▶ _Given records_
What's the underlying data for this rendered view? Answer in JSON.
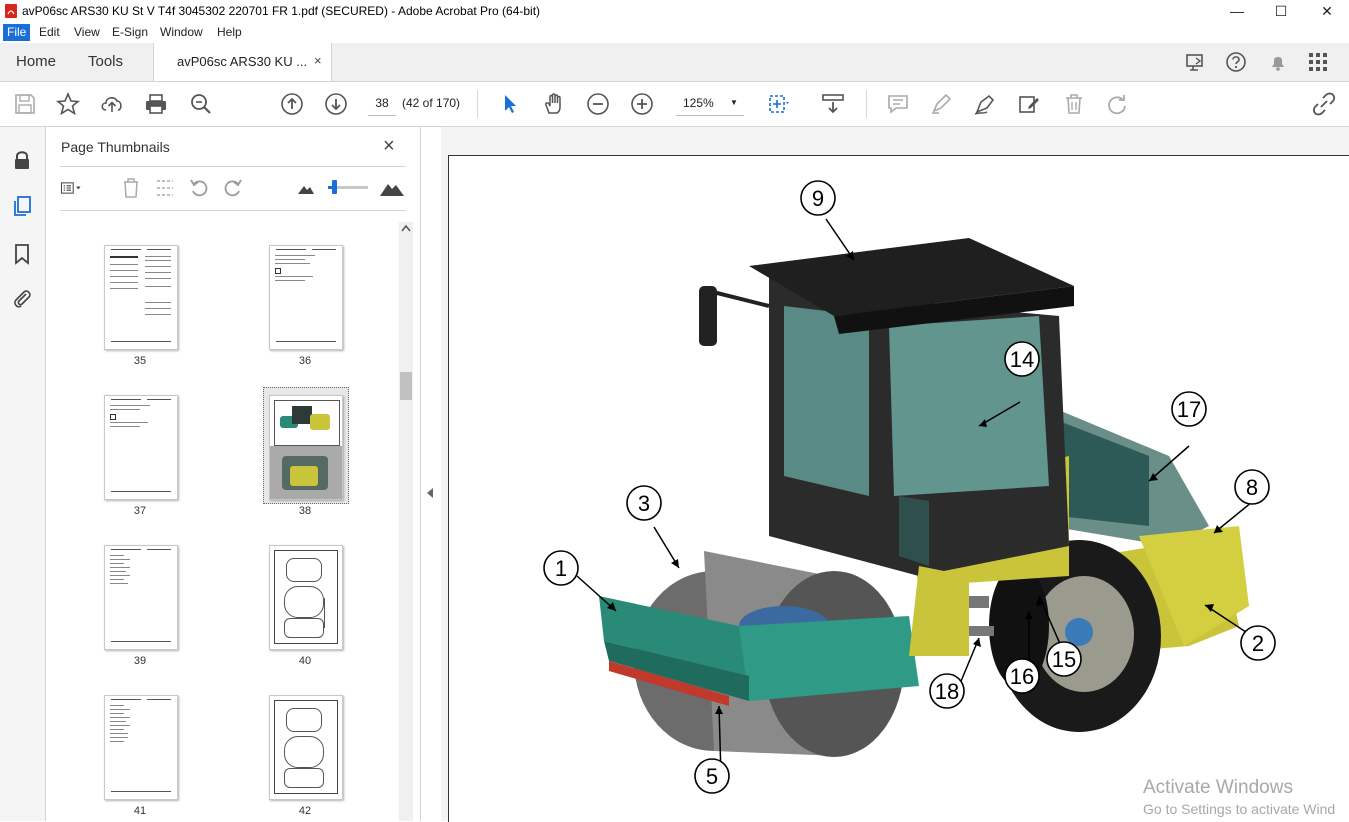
{
  "window": {
    "title": "avP06sc ARS30 KU St V T4f 3045302 220701 FR 1.pdf (SECURED) - Adobe Acrobat Pro (64-bit)",
    "minimize": "—",
    "maximize": "☐",
    "close": "✕"
  },
  "menu": [
    "File",
    "Edit",
    "View",
    "E-Sign",
    "Window",
    "Help"
  ],
  "tabs": {
    "home": "Home",
    "tools": "Tools",
    "document": "avP06sc ARS30 KU ...",
    "close": "×"
  },
  "toolbar": {
    "page_number": "38",
    "page_count": "(42 of 170)",
    "zoom": "125%"
  },
  "thumbnails_panel": {
    "title": "Page Thumbnails",
    "close": "×",
    "pages": [
      "35",
      "36",
      "37",
      "38",
      "39",
      "40",
      "41",
      "42"
    ],
    "selected_page": "38"
  },
  "document": {
    "callouts": [
      "9",
      "14",
      "17",
      "8",
      "3",
      "1",
      "2",
      "15",
      "16",
      "18",
      "5"
    ]
  },
  "watermark": {
    "line1": "Activate Windows",
    "line2": "Go to Settings to activate Wind"
  },
  "colors": {
    "accent": "#1a6ed8",
    "machine_yellow": "#c9c43a",
    "drum_frame": "#2a8a78"
  }
}
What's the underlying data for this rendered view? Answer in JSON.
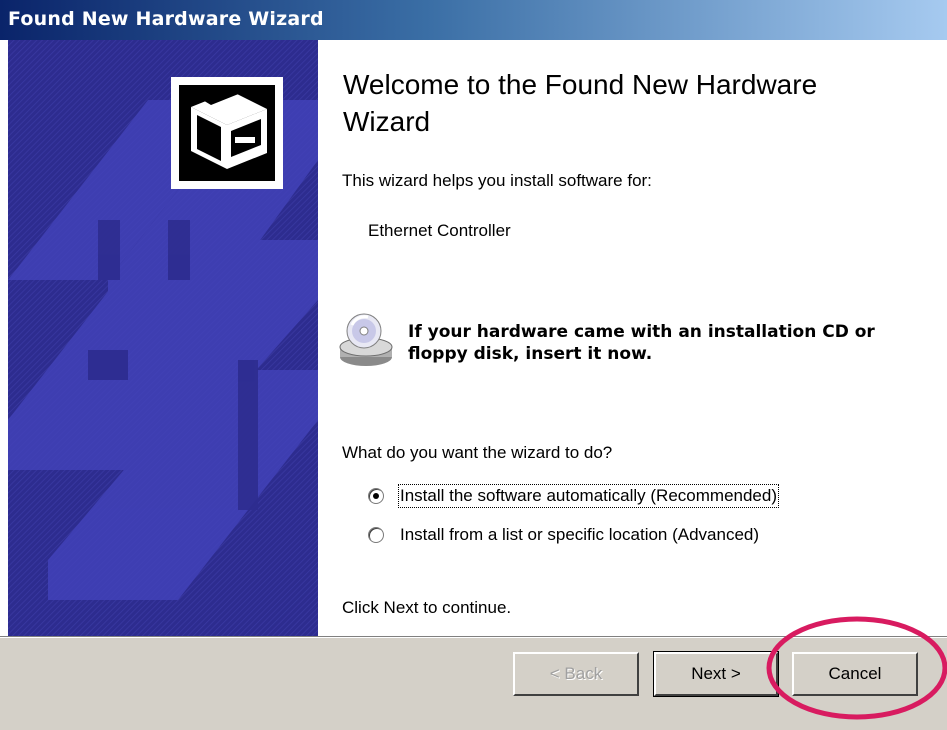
{
  "window": {
    "title": "Found New Hardware Wizard"
  },
  "main": {
    "heading": "Welcome to the Found New Hardware Wizard",
    "intro": "This wizard helps you install software for:",
    "device": "Ethernet Controller",
    "cd_message": "If your hardware came with an installation CD or floppy disk, insert it now.",
    "question": "What do you want the wizard to do?",
    "options": [
      {
        "label": "Install the software automatically (Recommended)",
        "selected": true
      },
      {
        "label": "Install from a list or specific location (Advanced)",
        "selected": false
      }
    ],
    "footer_text": "Click Next to continue."
  },
  "buttons": {
    "back": "< Back",
    "next": "Next >",
    "cancel": "Cancel"
  },
  "icons": {
    "wizard_badge": "hardware-drive-icon",
    "cd": "cd-drive-icon"
  },
  "colors": {
    "titlebar_start": "#0a246a",
    "titlebar_end": "#a6caf0",
    "side_panel": "#2e2f8e",
    "button_face": "#d4d0c8",
    "highlight_ring": "#d81b60"
  }
}
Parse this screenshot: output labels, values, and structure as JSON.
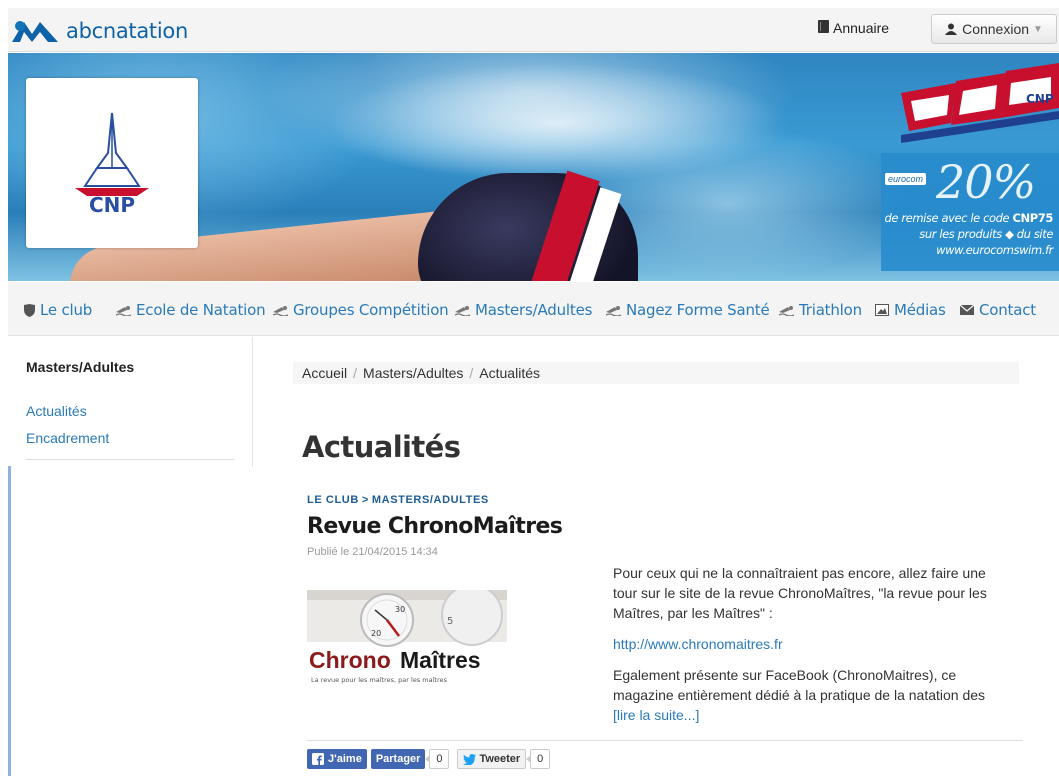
{
  "header": {
    "logo_text": "abcnatation",
    "annuaire_label": "Annuaire",
    "connexion_label": "Connexion"
  },
  "banner": {
    "club_logo_text": "CNP",
    "sponsor_logo_text": "CNP",
    "promo": {
      "brand": "eurocom",
      "percent": "20%",
      "line1_prefix": "de remise avec le code",
      "line1_code": "CNP75",
      "line2": "sur les produits",
      "line2_suffix": "du site",
      "line3": "www.eurocomswim.fr"
    }
  },
  "nav": {
    "items": [
      {
        "label": "Le club",
        "icon": "shield-icon"
      },
      {
        "label": "Ecole de Natation",
        "icon": "swimmer-icon"
      },
      {
        "label": "Groupes Compétition",
        "icon": "swimmer-icon"
      },
      {
        "label": "Masters/Adultes",
        "icon": "swimmer-icon"
      },
      {
        "label": "Nagez Forme Santé",
        "icon": "swimmer-icon"
      },
      {
        "label": "Triathlon",
        "icon": "swimmer-icon"
      },
      {
        "label": "Médias",
        "icon": "image-icon"
      },
      {
        "label": "Contact",
        "icon": "envelope-icon"
      }
    ]
  },
  "sidebar": {
    "title": "Masters/Adultes",
    "links": [
      "Actualités",
      "Encadrement"
    ]
  },
  "breadcrumb": [
    "Accueil",
    "Masters/Adultes",
    "Actualités"
  ],
  "page_title": "Actualités",
  "article": {
    "category_1": "LE CLUB",
    "category_sep": ">",
    "category_2": "MASTERS/ADULTES",
    "title": "Revue ChronoMaîtres",
    "date": "Publié le 21/04/2015 14:34",
    "image_brand_1": "Chrono",
    "image_brand_2": "Maîtres",
    "image_tagline": "La revue pour les maîtres, par les maîtres",
    "paragraph_1": "Pour ceux qui ne la connaîtraient pas encore, allez faire une tour sur le site de la revue ChronoMaîtres, \"la revue pour les Maîtres, par les Maîtres\" :",
    "link": "http://www.chronomaitres.fr",
    "paragraph_2": "Egalement présente sur FaceBook (ChronoMaitres), ce magazine entièrement dédié à la pratique de la natation des",
    "read_more": "[lire la suite...]"
  },
  "share": {
    "like_label": "J'aime",
    "share_label": "Partager",
    "share_count": "0",
    "tweet_label": "Tweeter",
    "tweet_count": "0"
  },
  "colors": {
    "link": "#2a7ab8",
    "brand_blue": "#0e63a8",
    "facebook": "#4267b2",
    "cnp_red": "#c8102e"
  }
}
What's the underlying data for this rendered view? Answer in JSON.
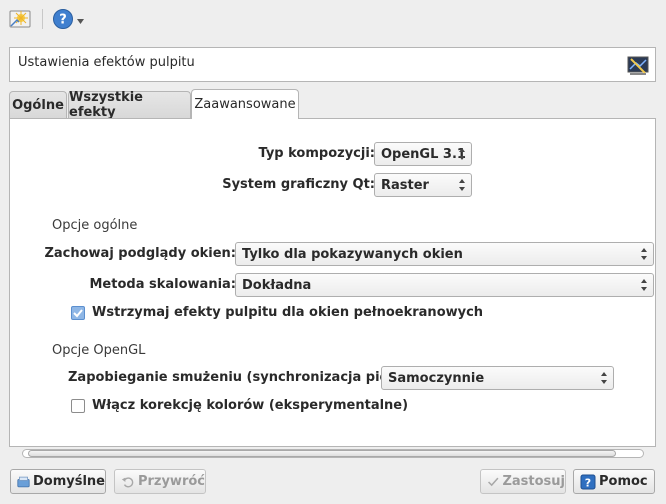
{
  "toolbar": {
    "effects_icon": "desktop-effects-icon",
    "help_icon": "help-icon",
    "help_dropdown_icon": "chevron-down-icon"
  },
  "header": {
    "title": "Ustawienia efektów pulpitu",
    "icon": "desktop-effects-settings-icon"
  },
  "tabs": [
    {
      "label": "Ogólne"
    },
    {
      "label": "Wszystkie efekty"
    },
    {
      "label": "Zaawansowane"
    }
  ],
  "advanced": {
    "compositing_type_label": "Typ kompozycji:",
    "compositing_type_value": "OpenGL 3.1",
    "qt_graphics_label": "System graficzny Qt:",
    "qt_graphics_value": "Raster",
    "general_section": "Opcje ogólne",
    "keep_previews_label": "Zachowaj podglądy okien:",
    "keep_previews_value": "Tylko dla pokazywanych okien",
    "scale_method_label": "Metoda skalowania:",
    "scale_method_value": "Dokładna",
    "suspend_fullscreen_label": "Wstrzymaj efekty pulpitu dla okien pełnoekranowych",
    "suspend_fullscreen_checked": true,
    "opengl_section": "Opcje OpenGL",
    "tearing_label": "Zapobieganie smużeniu (synchronizacja pionowa)",
    "tearing_value": "Samoczynnie",
    "color_correction_label": "Włącz korekcję kolorów (eksperymentalne)",
    "color_correction_checked": false
  },
  "buttons": {
    "defaults": "Domyślne",
    "reset": "Przywróć",
    "apply": "Zastosuj",
    "help": "Pomoc"
  },
  "colors": {
    "accent": "#5b8fcf",
    "panel_bg": "#ffffff",
    "window_bg": "#eeeeee"
  }
}
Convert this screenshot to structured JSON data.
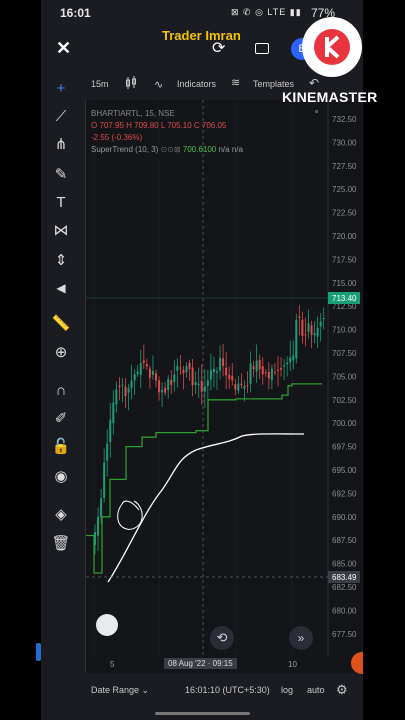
{
  "status": {
    "time": "16:01",
    "icons": "⊠ ✆ ◎ LTE ▮▮",
    "battery": "77%"
  },
  "overlay": {
    "title": "Trader Imran",
    "brand": "KINEMASTER"
  },
  "header": {
    "avatar_letter": "B"
  },
  "toolbar": {
    "timeframe": "15m",
    "indicators_label": "Indicators",
    "templates_label": "Templates"
  },
  "legend": {
    "symbol": "BHARTIARTL, 15, NSE",
    "ohlc": "O 707.95  H 709.80  L 705.10  C 706.05",
    "change": "-2.55 (-0.36%)",
    "indicator": "SuperTrend (10, 3)",
    "indicator_value": "700.6100",
    "indicator_na": "n/a  n/a"
  },
  "price_axis": {
    "labels": [
      "732.50",
      "730.00",
      "727.50",
      "725.00",
      "722.50",
      "720.00",
      "717.50",
      "715.00",
      "712.50",
      "710.00",
      "707.50",
      "705.00",
      "702.50",
      "700.00",
      "697.50",
      "695.00",
      "692.50",
      "690.00",
      "687.50",
      "685.00",
      "682.50",
      "680.00",
      "677.50"
    ],
    "last_price": "713.40",
    "crosshair_price": "683.49"
  },
  "time_axis": {
    "tick_left": "5",
    "crosshair_time": "08 Aug '22 · 09:15",
    "tick_right": "10"
  },
  "bottom": {
    "date_range": "Date Range",
    "clock": "16:01:10 (UTC+5:30)",
    "log": "log",
    "auto": "auto"
  },
  "colors": {
    "up": "#1b9e77",
    "down": "#e04b4b",
    "supertrend": "#2e9c2e",
    "accent": "#2962ff",
    "title": "#f3c300"
  }
}
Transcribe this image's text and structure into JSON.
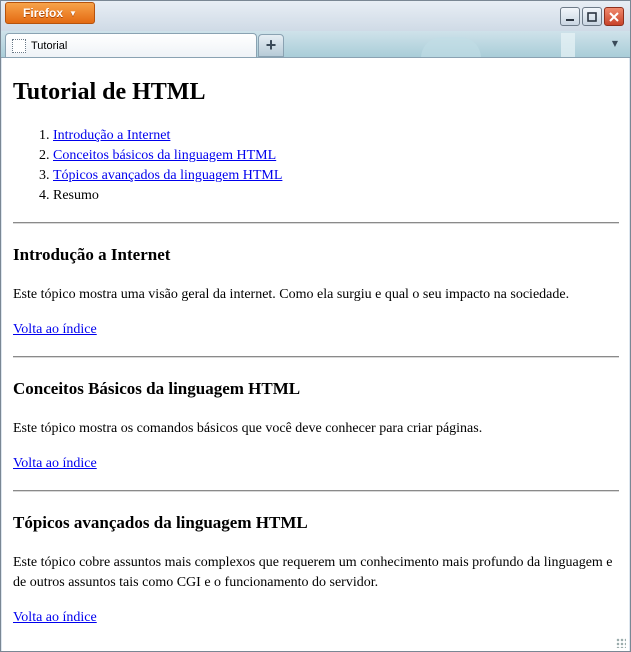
{
  "browser": {
    "app_button_label": "Firefox",
    "tab_title": "Tutorial",
    "new_tab_symbol": "+",
    "accent_color": "#e46a12"
  },
  "page": {
    "title": "Tutorial de HTML",
    "toc": [
      {
        "label": "Introdução a Internet",
        "link": true
      },
      {
        "label": "Conceitos básicos da linguagem HTML",
        "link": true
      },
      {
        "label": "Tópicos avançados da linguagem HTML",
        "link": true
      },
      {
        "label": "Resumo",
        "link": false
      }
    ],
    "sections": [
      {
        "heading": "Introdução a Internet",
        "text": "Este tópico mostra uma visão geral da internet. Como ela surgiu e qual o seu impacto na sociedade.",
        "back_link": "Volta ao índice"
      },
      {
        "heading": "Conceitos Básicos da linguagem HTML",
        "text": "Este tópico mostra os comandos básicos que você deve conhecer para criar páginas.",
        "back_link": "Volta ao índice"
      },
      {
        "heading": "Tópicos avançados da linguagem HTML",
        "text": "Este tópico cobre assuntos mais complexos que requerem um conhecimento mais profundo da linguagem e de outros assuntos tais como CGI e o funcionamento do servidor.",
        "back_link": "Volta ao índice"
      }
    ]
  }
}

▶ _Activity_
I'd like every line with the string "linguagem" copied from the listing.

▶ _Answer space_
        "label": "Conceitos básicos da linguagem HTML",
        "label": "Tópicos avançados da linguagem HTML",
        "heading": "Conceitos Básicos da linguagem HTML",
        "heading": "Tópicos avançados da linguagem HTML",
        "text": "Este tópico cobre assuntos mais complexos que requerem um conhecimento mais profundo da linguagem e de outros assuntos tais como CGI e o funcionamento do servidor.",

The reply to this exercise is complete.